The end of the inappropriate attender
- I R S Robertson-Steel, Primary care consultant in accident and emergencya
- a New Cross Hospital, Wolverhampton WV10 0QP
Out of hours calls to general practitioners have doubled in the last three years,1 while emergency admissions to hospitals have increased by 16% from 1988–9 to 1993-4, with some hospitals seeing a doubling since 1993.2 3 Yet accident and emergency departments—a major gateway to the hospital—treat a mixed group of patients, and only a small proportion of the 15 million people who visit Britain's 227 accident and emergency departments each year4 are critically ill or injured. What drives the increasing demands on accident and emergency services and out of hours calls to general practitioners is not yet understood, but attempts are being made to manage the workload in a way more appropriate to the problems it presents.
Until recently the accident and emergency community blamed many of its problems on “inappropriate attenders.” That attitude is changing, with the recognition that many attenders need primary care.

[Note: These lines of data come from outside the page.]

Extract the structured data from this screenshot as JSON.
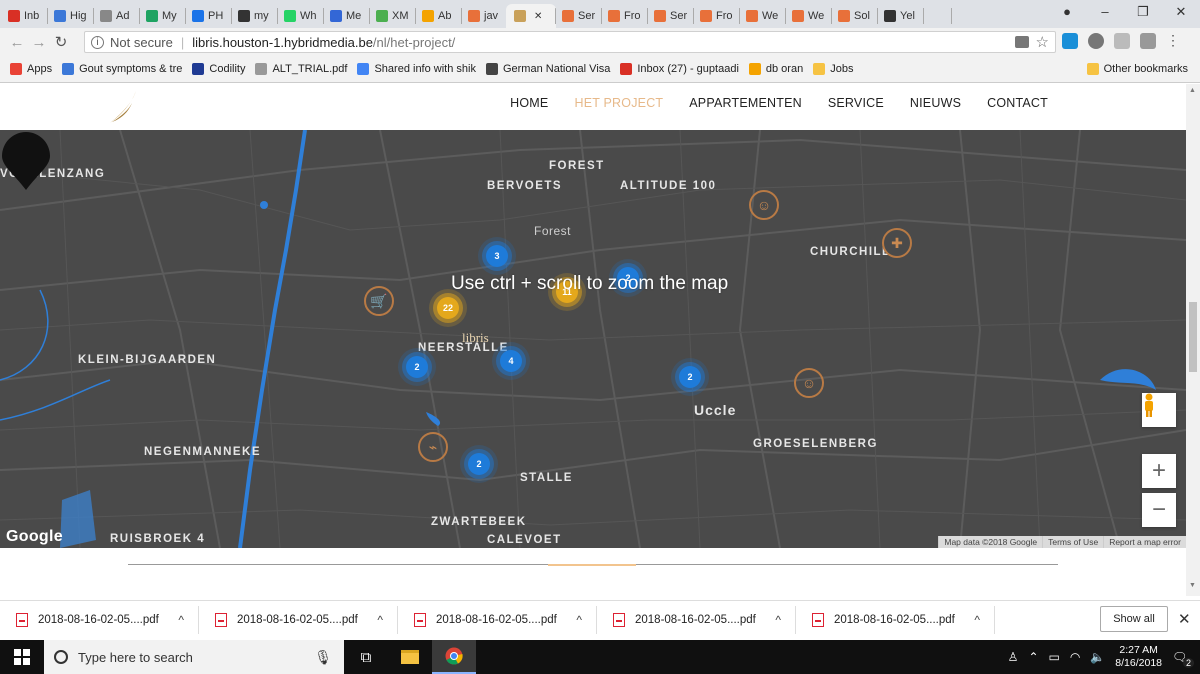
{
  "browser": {
    "tabs": [
      {
        "label": "Inb",
        "color": "#d93025"
      },
      {
        "label": "Hig",
        "color": "#3c78d8"
      },
      {
        "label": "Ad",
        "color": "#888888"
      },
      {
        "label": "My",
        "color": "#1ea362"
      },
      {
        "label": "PH",
        "color": "#1a73e8"
      },
      {
        "label": "my",
        "color": "#333333"
      },
      {
        "label": "Wh",
        "color": "#25d366"
      },
      {
        "label": "Me",
        "color": "#3367d6"
      },
      {
        "label": "XM",
        "color": "#4caf50"
      },
      {
        "label": "Ab",
        "color": "#f4a300"
      },
      {
        "label": "jav",
        "color": "#e8703a"
      },
      {
        "label": "",
        "color": "#c9a15a",
        "active": true
      },
      {
        "label": "Ser",
        "color": "#e8703a"
      },
      {
        "label": "Fro",
        "color": "#e8703a"
      },
      {
        "label": "Ser",
        "color": "#e8703a"
      },
      {
        "label": "Fro",
        "color": "#e8703a"
      },
      {
        "label": "We",
        "color": "#e8703a"
      },
      {
        "label": "We",
        "color": "#e8703a"
      },
      {
        "label": "Sol",
        "color": "#e8703a"
      },
      {
        "label": "Yel",
        "color": "#333333"
      }
    ],
    "address": {
      "security": "Not secure",
      "host": "libris.houston-1.hybridmedia.be",
      "path": "/nl/het-project/"
    },
    "bookmarks": [
      {
        "label": "Apps",
        "color": "#e94235"
      },
      {
        "label": "Gout symptoms & tre",
        "color": "#3c78d8"
      },
      {
        "label": "Codility",
        "color": "#1f3a93"
      },
      {
        "label": "ALT_TRIAL.pdf",
        "color": "#999999"
      },
      {
        "label": "Shared info with shik",
        "color": "#4285f4"
      },
      {
        "label": "German National Visa",
        "color": "#444444"
      },
      {
        "label": "Inbox (27) - guptaadi",
        "color": "#d93025"
      },
      {
        "label": "db oran",
        "color": "#f4a300"
      },
      {
        "label": "Jobs",
        "color": "#f6c343"
      }
    ],
    "other_bookmarks": "Other bookmarks"
  },
  "site": {
    "nav": [
      "HOME",
      "HET PROJECT",
      "APPARTEMENTEN",
      "SERVICE",
      "NIEUWS",
      "CONTACT"
    ],
    "active_nav": "HET PROJECT",
    "accent_color": "#e7b98a"
  },
  "map": {
    "overlay_message": "Use ctrl + scroll to zoom the map",
    "pin_label": "libris",
    "labels": [
      {
        "text": "VOGELENZANG",
        "style": ""
      },
      {
        "text": "BERVOETS",
        "style": ""
      },
      {
        "text": "ALTITUDE 100",
        "style": ""
      },
      {
        "text": "FOREST",
        "style": ""
      },
      {
        "text": "Forest",
        "style": "thin"
      },
      {
        "text": "CHURCHILL",
        "style": ""
      },
      {
        "text": "KLEIN-BIJGAARDEN",
        "style": ""
      },
      {
        "text": "NEERSTALLE",
        "style": ""
      },
      {
        "text": "Uccle",
        "style": "city"
      },
      {
        "text": "GROESELENBERG",
        "style": ""
      },
      {
        "text": "NEGENMANNEKE",
        "style": ""
      },
      {
        "text": "STALLE",
        "style": ""
      },
      {
        "text": "ZWARTEBEEK",
        "style": ""
      },
      {
        "text": "RUISBROEK 4",
        "style": ""
      },
      {
        "text": "CALEVOET",
        "style": ""
      }
    ],
    "clusters": [
      {
        "count": "3",
        "color": "blue"
      },
      {
        "count": "2",
        "color": "blue"
      },
      {
        "count": "22",
        "color": "yellow"
      },
      {
        "count": "11",
        "color": "yellow"
      },
      {
        "count": "2",
        "color": "blue"
      },
      {
        "count": "4",
        "color": "blue"
      },
      {
        "count": "2",
        "color": "blue"
      },
      {
        "count": "2",
        "color": "blue"
      }
    ],
    "google": "Google",
    "attribution": [
      "Map data ©2018 Google",
      "Terms of Use",
      "Report a map error"
    ]
  },
  "downloads": {
    "items": [
      "2018-08-16-02-05....pdf",
      "2018-08-16-02-05....pdf",
      "2018-08-16-02-05....pdf",
      "2018-08-16-02-05....pdf",
      "2018-08-16-02-05....pdf"
    ],
    "show_all": "Show all"
  },
  "taskbar": {
    "search_placeholder": "Type here to search",
    "time": "2:27 AM",
    "date": "8/16/2018",
    "notifications": "2"
  }
}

Lack of an agreed British national triage system makes valid comparisons difficult, but the British Association of Accident …